The threefold spiritual possessions of the Kingdom reward for the overcomer::
- A special portion of the enjoyment of eternal life (the life of God and Christ – Jn. 17:3) in intimate fellowship with Him during the 1,000 year Kingdom age (Mk. 10:30; Lk. 18:30; Rom. 2:6-7).
- Priestly service in partnership with Christ (Jn. 12:25-26; Rev. 1:6 with Heb. 3:14 [“partakers” means companions or partners], sharing priestly service with Christ; Rev. 20:6).
- Ruling with Christ (Lk. 19:17, 19; Rev. 2:26, 27; 20:6).
The warning to the believer of the possible loss of the birthright.
The sole place in the NT where the loss of the “birthright” is mentioned specifically is in Hebrews 12:16, where Esau’s story is brought forth as a warning. The lesson here is that Esau despised his birthright by selling it for a bowl of stew. The spiritual meaning for us is that he forfeited the future enjoyment of the Kingdom reward in order to enjoy the temporal pleasures of this world. He did not clearly see the value of his birthright. The decision he made was irrevocable. Once the decision was made, it could not be reversed. The verses on Esau may be paraphrased as follows:
“Lest there be any fornicator or profane person, as Esau, who for one serving of stew sold his birthright. For you know that afterward, when he wanted to inherit the blessing, he was rejected, for he found no place for repentance - a change of mind by Isaac, altering his father’s decision - though he sought the blessing diligently with tears.”
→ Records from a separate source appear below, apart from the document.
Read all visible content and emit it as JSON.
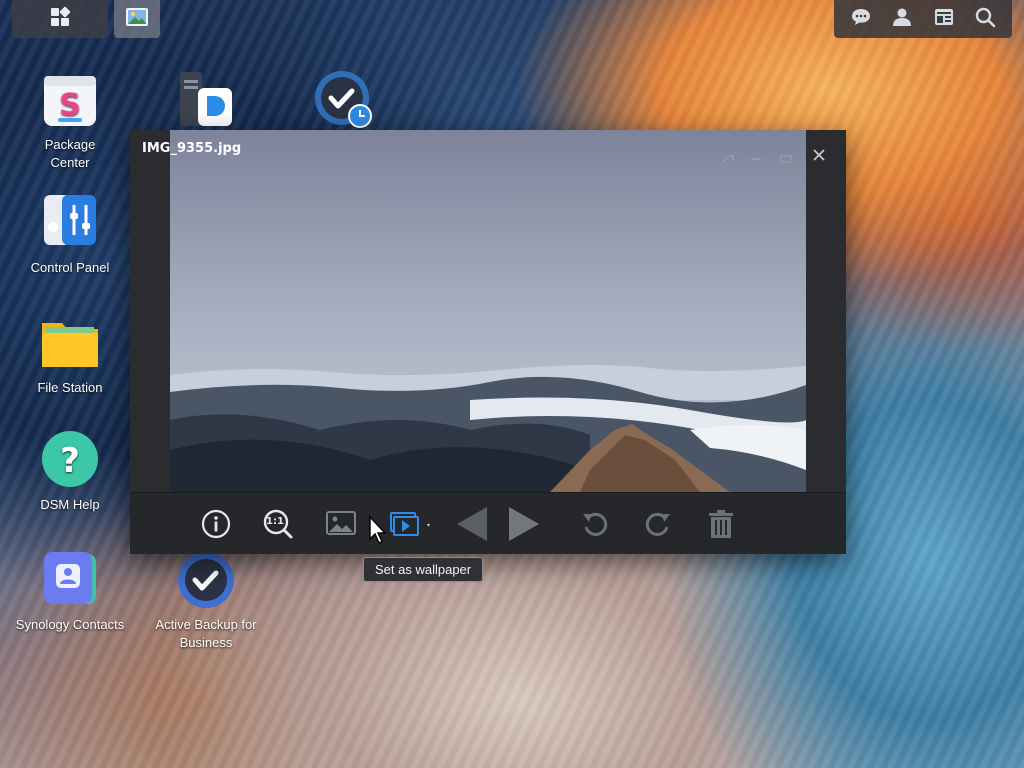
{
  "window": {
    "title": "IMG_9355.jpg"
  },
  "desktop_icons": [
    {
      "label": "Package\nCenter",
      "line1": "Package",
      "line2": "Center"
    },
    {
      "label": "Control Panel"
    },
    {
      "label": "File Station"
    },
    {
      "label": "DSM Help"
    },
    {
      "label": "Synology Contacts"
    },
    {
      "label_line1": "Active Backup for",
      "label_line2": "Business"
    }
  ],
  "toolbar": {
    "tooltip": "Set as wallpaper",
    "actual_size_label": "1:1"
  },
  "colors": {
    "accent": "#2d8ce6",
    "window_bg": "#2a2c30",
    "toolbar_bg": "#25272b"
  }
}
The great spiritual warning to the believer is that one’s heart may be so subtly enticed by the pleasures of this world that an inward decision is made, setting his course to pursue worldly pleasures. This pursuit is at the expense of a complete consecration to follow Christ, at any cost, for the Kingdom reward. Hebrews 12:16 shows us that what we may think of as “sin” (“lest there be any fornicator”) is not the only danger to the Christian’s life and the Christian’s reward. Equally dangerous is the love of this world and the pleasures it offers, as depicted in Esau. These pleasures can often seem quite “innocent” compared to immorality, yet they can be just as costly to a believer as gross sin.
The warnings against the dangers of worldly pleasure are numerous in the Scripture (Lk. 8:14; 12:19-21; 17:31-33; Phil. 3:17-20; 1 Tim. 6:6-10; 2 Tim. 3:4; 4:10; Jas. 4:3-4; 1 Jn. 2:15-17). Yet, the loss of the 1,000 year Kingdom inheritance can stem from other lifestyle problems besides the love of this world. Note 1 Corinthians 6:9-10; Galatians 5:19-21; Ephesians 5:5-7. The “kingdom” in these verses refers to the coming Kingdom of 1,000 years, the “age to come.”